# Required action:
The word "Surovina" occurs in some lines of the listing. Copy those lines.
%%
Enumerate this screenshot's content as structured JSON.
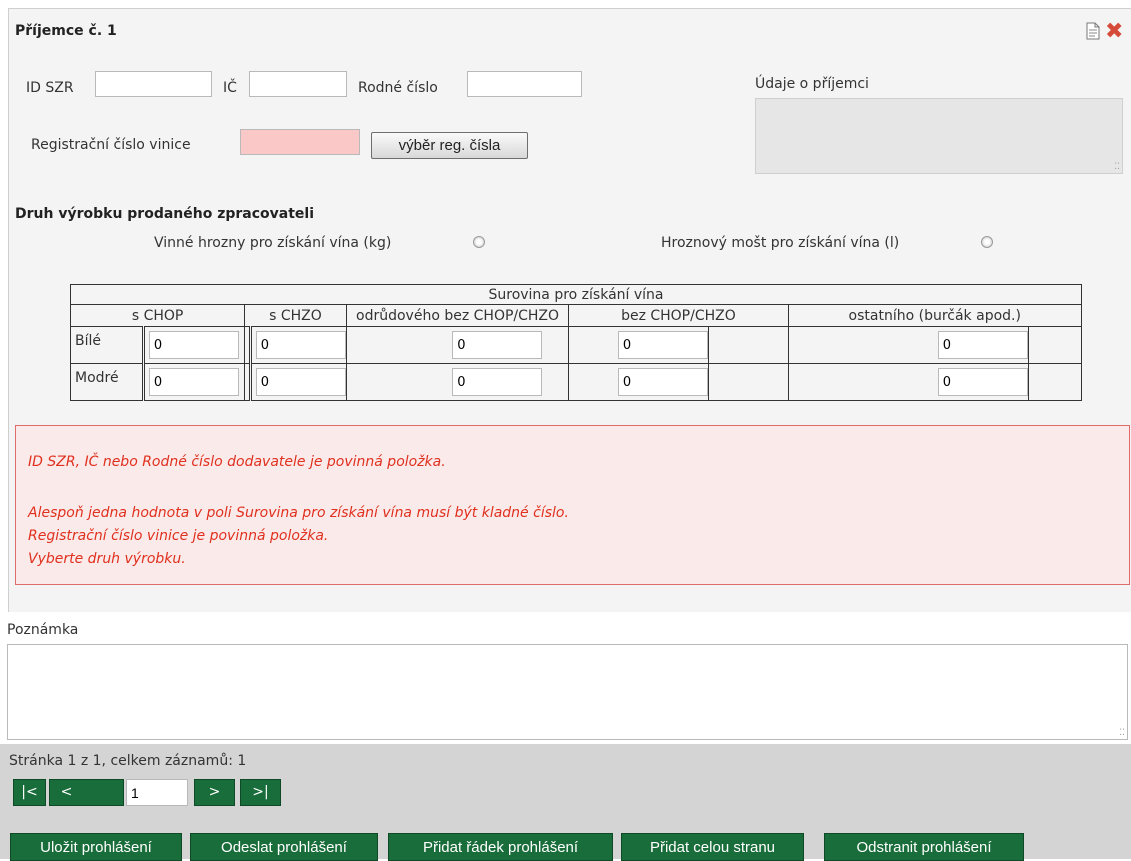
{
  "panel": {
    "title": "Příjemce č. 1",
    "icons": [
      "document-icon",
      "close-icon"
    ]
  },
  "ids": {
    "id_szr_label": "ID SZR",
    "id_szr_value": "",
    "ic_label": "IČ",
    "ic_value": "",
    "rc_label": "Rodné číslo",
    "rc_value": "",
    "reg_label": "Registrační číslo vinice",
    "reg_value": "",
    "reg_button": "výběr reg. čísla"
  },
  "info": {
    "label": "Údaje o příjemci"
  },
  "product": {
    "title": "Druh výrobku prodaného zpracovateli",
    "option1": "Vinné hrozny pro získání vína (kg)",
    "option2": "Hroznový mošt pro získání vína (l)"
  },
  "table": {
    "caption": "Surovina pro získání vína",
    "columns": [
      "s CHOP",
      "s CHZO",
      "odrůdového bez CHOP/CHZO",
      "bez CHOP/CHZO",
      "ostatního (burčák apod.)"
    ],
    "rows": [
      {
        "label": "Bílé",
        "values": [
          "0",
          "0",
          "0",
          "0",
          "0"
        ]
      },
      {
        "label": "Modré",
        "values": [
          "0",
          "0",
          "0",
          "0",
          "0"
        ]
      }
    ]
  },
  "errors": [
    "ID SZR, IČ nebo Rodné číslo dodavatele je povinná položka.",
    "Alespoň jedna hodnota v poli Surovina pro získání vína musí být kladné číslo.",
    "Registrační číslo vinice je povinná položka.",
    "Vyberte druh výrobku."
  ],
  "note": {
    "label": "Poznámka",
    "value": ""
  },
  "pager": {
    "text": "Stránka 1 z 1, celkem záznamů: 1",
    "first": "|<",
    "prev": "<",
    "page": "1",
    "next": ">",
    "last": ">|"
  },
  "actions": {
    "save": "Uložit prohlášení",
    "send": "Odeslat prohlášení",
    "add_row": "Přidat řádek prohlášení",
    "add_page": "Přidat celou stranu",
    "delete": "Odstranit prohlášení"
  },
  "colors": {
    "button_green": "#196d3a",
    "error_red": "#e0301e",
    "required_pink": "#fbc8c8"
  }
}
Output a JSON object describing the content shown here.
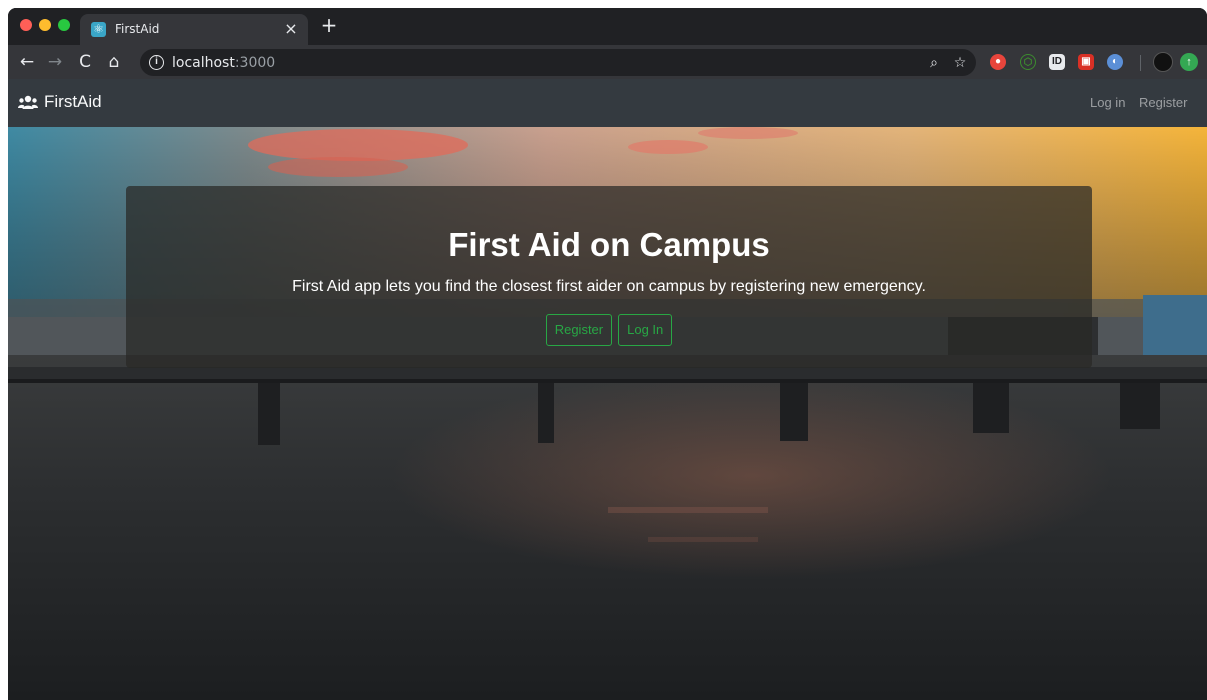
{
  "browser": {
    "tab": {
      "title": "FirstAid",
      "close_glyph": "×",
      "favicon": "react-atom-icon"
    },
    "new_tab_glyph": "+",
    "nav": {
      "back": "←",
      "forward": "→",
      "reload": "C",
      "home": "⌂"
    },
    "address": {
      "info_glyph": "i",
      "host": "localhost",
      "port": ":3000"
    },
    "omnibox_icons": {
      "zoom": "⌕",
      "bookmark": "☆"
    },
    "extensions": [
      "ublock-icon",
      "node-icon",
      "id-icon",
      "ext-red-icon",
      "ext-blue-icon"
    ]
  },
  "navbar": {
    "brand": "FirstAid",
    "brand_icon": "users-icon",
    "links": {
      "login": "Log in",
      "register": "Register"
    },
    "background": "#343a40"
  },
  "hero": {
    "title": "First Aid on Campus",
    "lead": "First Aid app lets you find the closest first aider on campus by registering new emergency.",
    "buttons": {
      "register": "Register",
      "login": "Log In"
    },
    "accent": "#28a745"
  }
}
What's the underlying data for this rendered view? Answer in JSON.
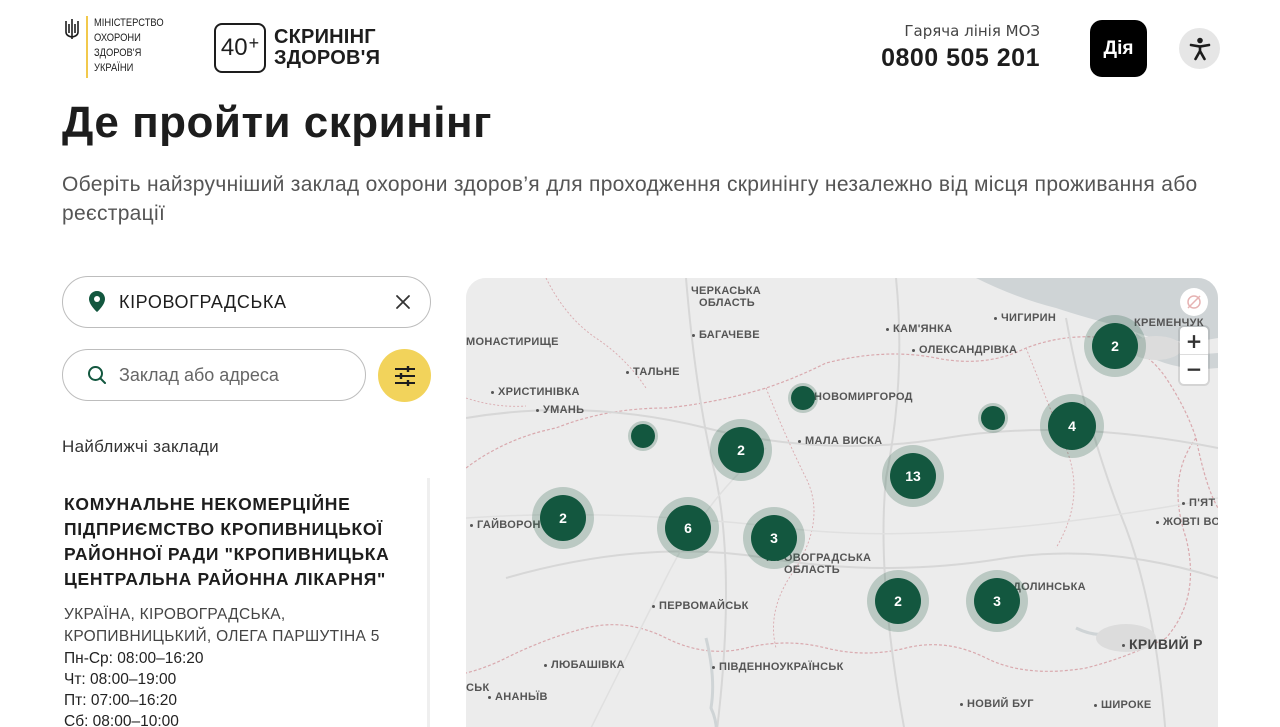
{
  "header": {
    "moz_logo_text": "МІНІСТЕРСТВО ОХОРОНИ ЗДОРОВ'Я УКРАЇНИ",
    "screening_number": "40",
    "screening_plus": "+",
    "screening_line1": "СКРИНІНГ",
    "screening_line2": "ЗДОРОВ'Я",
    "hotline_label": "Гаряча лінія МОЗ",
    "hotline_number": "0800 505 201",
    "diia_label": "Дія"
  },
  "page": {
    "title": "Де пройти скринінг",
    "subtitle": "Оберіть найзручніший заклад охорони здоров’я для проходження скринінгу незалежно від місця проживання або реєстрації"
  },
  "filters": {
    "region_value": "КІРОВОГРАДСЬКА",
    "search_placeholder": "Заклад або адреса",
    "search_value": ""
  },
  "nearest_label": "Найближчі заклади",
  "facilities": [
    {
      "name": "КОМУНАЛЬНЕ НЕКОМЕРЦІЙНЕ ПІДПРИЄМСТВО КРОПИВНИЦЬКОЇ РАЙОННОЇ РАДИ \"КРОПИВНИЦЬКА ЦЕНТРАЛЬНА РАЙОННА ЛІКАРНЯ\"",
      "address": "УКРАЇНА, КІРОВОГРАДСЬКА, КРОПИВНИЦЬКИЙ, ОЛЕГА ПАРШУТІНА 5",
      "hours": [
        "Пн-Ср: 08:00–16:20",
        "Чт: 08:00–19:00",
        "Пт: 07:00–16:20",
        "Сб: 08:00–10:00"
      ]
    }
  ],
  "map": {
    "cities": [
      {
        "label": "ЧЕРКАСЬКА",
        "id": "c1"
      },
      {
        "label": "ОБЛАСТЬ",
        "id": "c2"
      },
      {
        "label": "БАГАЧЕВЕ",
        "id": "c3"
      },
      {
        "label": "КАМ'ЯНКА",
        "id": "c4"
      },
      {
        "label": "ЧИГИРИН",
        "id": "c5"
      },
      {
        "label": "КРЕМЕНЧУК",
        "id": "c6"
      },
      {
        "label": "МОНАСТИРИЩЕ",
        "id": "c7"
      },
      {
        "label": "ОЛЕКСАНДРІВКА",
        "id": "c8"
      },
      {
        "label": "ТАЛЬНЕ",
        "id": "c9"
      },
      {
        "label": "ХРИСТИНІВКА",
        "id": "c10"
      },
      {
        "label": "УМАНЬ",
        "id": "c11"
      },
      {
        "label": "НОВОМИРГОРОД",
        "id": "c12"
      },
      {
        "label": "МАЛА ВИСКА",
        "id": "c13"
      },
      {
        "label": "П'ЯТ",
        "id": "c14"
      },
      {
        "label": "ГАЙВОРОН",
        "id": "c15"
      },
      {
        "label": "ЖОВТІ ВОД",
        "id": "c16"
      },
      {
        "label": "КІРОВОГРАДСЬКА",
        "id": "c17"
      },
      {
        "label": "ОБЛАСТЬ",
        "id": "c18"
      },
      {
        "label": "ДОЛИНСЬКА",
        "id": "c19"
      },
      {
        "label": "ПЕРВОМАЙСЬК",
        "id": "c20"
      },
      {
        "label": "КРИВИЙ Р",
        "id": "c21"
      },
      {
        "label": "ЛЮБАШІВКА",
        "id": "c22"
      },
      {
        "label": "ПІВДЕННОУКРАЇНСЬК",
        "id": "c23"
      },
      {
        "label": "СЬК",
        "id": "c24"
      },
      {
        "label": "АНАНЬЇВ",
        "id": "c25"
      },
      {
        "label": "НОВИЙ БУГ",
        "id": "c26"
      },
      {
        "label": "ШИРОКЕ",
        "id": "c27"
      }
    ],
    "clusters": [
      {
        "count": "2",
        "id": "k1"
      },
      {
        "count": "",
        "id": "k2"
      },
      {
        "count": "",
        "id": "k3"
      },
      {
        "count": "2",
        "id": "k4"
      },
      {
        "count": "",
        "id": "k5"
      },
      {
        "count": "4",
        "id": "k6"
      },
      {
        "count": "13",
        "id": "k7"
      },
      {
        "count": "2",
        "id": "k8"
      },
      {
        "count": "6",
        "id": "k9"
      },
      {
        "count": "3",
        "id": "k10"
      },
      {
        "count": "2",
        "id": "k11"
      },
      {
        "count": "3",
        "id": "k12"
      }
    ],
    "zoom_in": "+",
    "zoom_out": "−"
  }
}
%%
# Task response:
    "caption": "Surovina pro získání vína",
    "Alespoň jedna hodnota v poli Surovina pro získání vína musí být kladné číslo.",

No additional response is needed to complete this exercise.